• _Problem statement_: Look through the lines below and copy each one that includes "繁星推薦".

Stored data
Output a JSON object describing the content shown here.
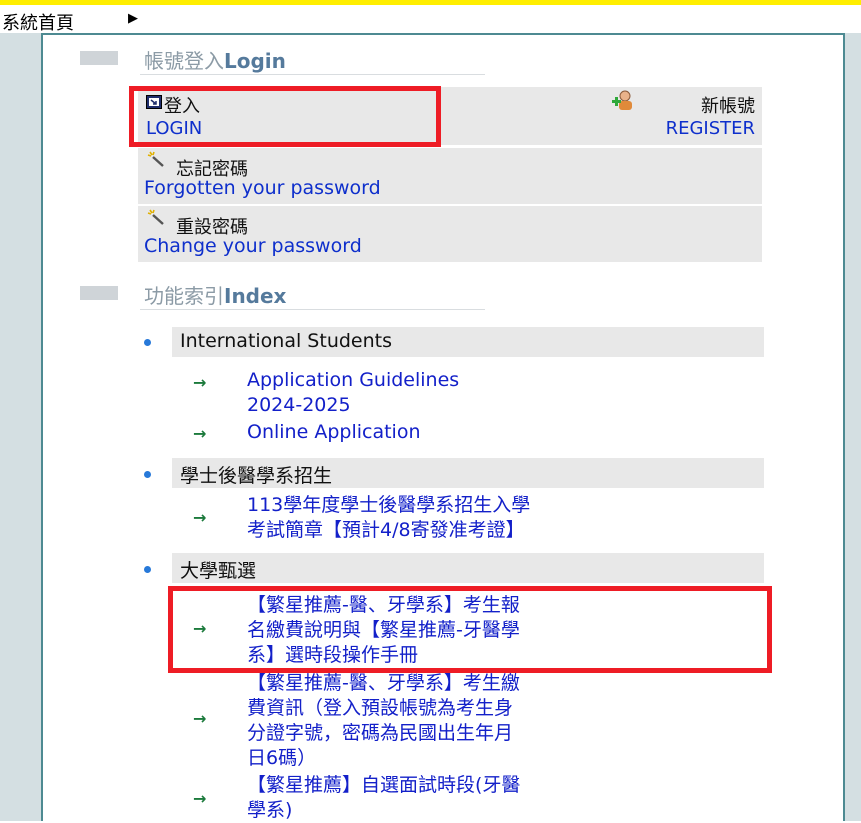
{
  "breadcrumb": {
    "label": "系統首頁",
    "arrow_icon": "play-arrow-icon"
  },
  "login_section": {
    "title_zh": "帳號登入",
    "title_en": "Login",
    "login_zh": "登入",
    "login_en": "LOGIN",
    "register_zh": "新帳號",
    "register_en": "REGISTER",
    "forgot_zh": "忘記密碼",
    "forgot_en": "Forgotten your password",
    "reset_zh": "重設密碼",
    "reset_en": "Change your password"
  },
  "index_section": {
    "title_zh": "功能索引",
    "title_en": "Index",
    "categories": [
      {
        "label": "International Students",
        "links": [
          {
            "line1": "Application Guidelines",
            "line2": "2024-2025"
          },
          {
            "line1": "Online Application"
          }
        ]
      },
      {
        "label": "學士後醫學系招生",
        "links": [
          {
            "line1": "113學年度學士後醫學系招生入學",
            "line2": "考試簡章【預計4/8寄發准考證】"
          }
        ]
      },
      {
        "label": "大學甄選",
        "links": [
          {
            "line1": "【繁星推薦-醫、牙學系】考生報",
            "line2": "名繳費說明與【繁星推薦-牙醫學",
            "line3": "系】選時段操作手冊"
          },
          {
            "line1": "【繁星推薦-醫、牙學系】考生繳",
            "line2": "費資訊（登入預設帳號為考生身",
            "line3": "分證字號，密碼為民國出生年月",
            "line4": "日6碼）"
          },
          {
            "line1": "【繁星推薦】自選面試時段(牙醫",
            "line2": "學系)"
          }
        ]
      }
    ]
  },
  "colors": {
    "highlight": "#ee1c25",
    "link": "#1320c9",
    "en_link": "#0e2fcc",
    "panel_border": "#4d8a92",
    "top_bar": "#ffee00"
  }
}
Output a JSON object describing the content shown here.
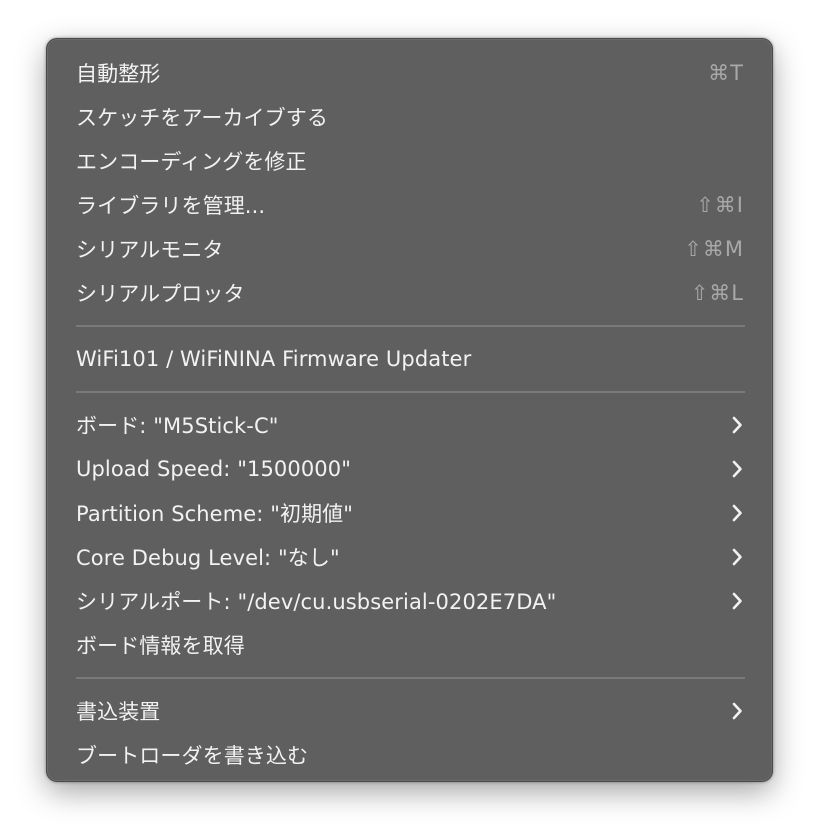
{
  "menu": {
    "group1": [
      {
        "label": "自動整形",
        "shortcut": "⌘T"
      },
      {
        "label": "スケッチをアーカイブする",
        "shortcut": ""
      },
      {
        "label": "エンコーディングを修正",
        "shortcut": ""
      },
      {
        "label": "ライブラリを管理...",
        "shortcut": "⇧⌘I"
      },
      {
        "label": "シリアルモニタ",
        "shortcut": "⇧⌘M"
      },
      {
        "label": "シリアルプロッタ",
        "shortcut": "⇧⌘L"
      }
    ],
    "group2": [
      {
        "label": "WiFi101 / WiFiNINA Firmware Updater"
      }
    ],
    "group3": [
      {
        "label": "ボード: \"M5Stick-C\"",
        "submenu": true
      },
      {
        "label": "Upload Speed: \"1500000\"",
        "submenu": true
      },
      {
        "label": "Partition Scheme: \"初期値\"",
        "submenu": true
      },
      {
        "label": "Core Debug Level: \"なし\"",
        "submenu": true
      },
      {
        "label": "シリアルポート: \"/dev/cu.usbserial-0202E7DA\"",
        "submenu": true
      },
      {
        "label": "ボード情報を取得",
        "submenu": false
      }
    ],
    "group4": [
      {
        "label": "書込装置",
        "submenu": true
      },
      {
        "label": "ブートローダを書き込む",
        "submenu": false
      }
    ]
  },
  "icons": {
    "submenu": "chevron-right-icon"
  },
  "colors": {
    "menu_background": "#5f5f5f",
    "text": "#f2f2f2",
    "shortcut_text": "#a8a8a8",
    "separator": "#7a7a7a"
  }
}
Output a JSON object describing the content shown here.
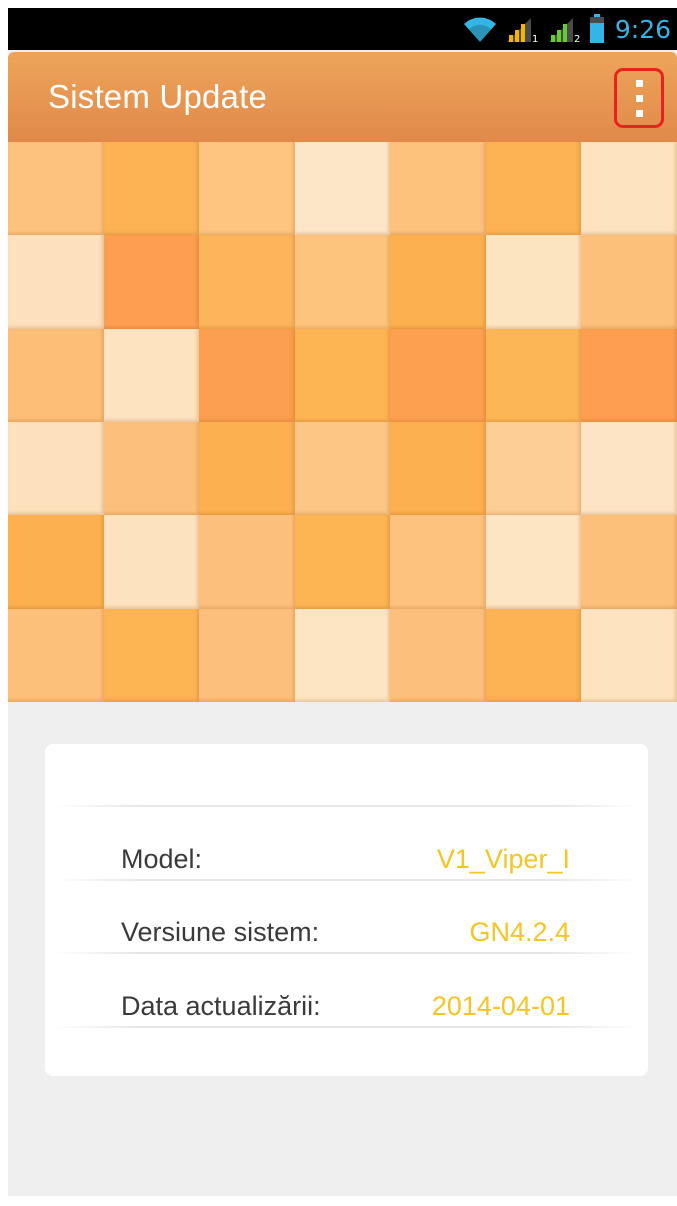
{
  "status_bar": {
    "time": "9:26",
    "icons": [
      "wifi-icon",
      "signal-sim1-icon",
      "signal-sim2-icon",
      "battery-icon"
    ],
    "time_color": "#33b5e5"
  },
  "app_bar": {
    "title": "Sistem Update",
    "overflow_icon": "overflow-menu-icon",
    "colors": {
      "top": "#eda55a",
      "bottom": "#e1894a",
      "highlight": "#e8231f"
    }
  },
  "mosaic": {
    "colors": [
      [
        "#fdc37e",
        "#fdb253",
        "#fdc57f",
        "#fde6c7",
        "#fdc27c",
        "#fdb253",
        "#fde3be"
      ],
      [
        "#fde0bc",
        "#fd9e50",
        "#fdb45a",
        "#fdc47e",
        "#fdb050",
        "#fde4c0",
        "#fdc07a"
      ],
      [
        "#fdbe78",
        "#fde3c0",
        "#fd9f50",
        "#fdb452",
        "#fda050",
        "#fdb655",
        "#fd9e50"
      ],
      [
        "#fde0bc",
        "#fdc07c",
        "#fdb050",
        "#fdc684",
        "#fdb050",
        "#fdce96",
        "#fde4c4"
      ],
      [
        "#fdb050",
        "#fde2bf",
        "#fdc07c",
        "#fdb453",
        "#fdc27e",
        "#fde4c3",
        "#fdc07a"
      ],
      [
        "#fdc07a",
        "#fdb452",
        "#fdc07c",
        "#fde5c4",
        "#fdc07c",
        "#fdb253",
        "#fde3bf"
      ]
    ]
  },
  "info_card": {
    "rows": [
      {
        "label": "Model:",
        "value": "V1_Viper_I"
      },
      {
        "label": "Versiune sistem:",
        "value": "GN4.2.4"
      },
      {
        "label": "Data actualizării:",
        "value": "2014-04-01"
      }
    ],
    "value_color": "#f4c524"
  }
}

• _Written solution_:
            "line1": "【繁星推薦-醫、牙學系】考生報",
            "line2": "名繳費說明與【繁星推薦-牙醫學",
            "line1": "【繁星推薦-醫、牙學系】考生繳",
            "line1": "【繁星推薦】自選面試時段(牙醫",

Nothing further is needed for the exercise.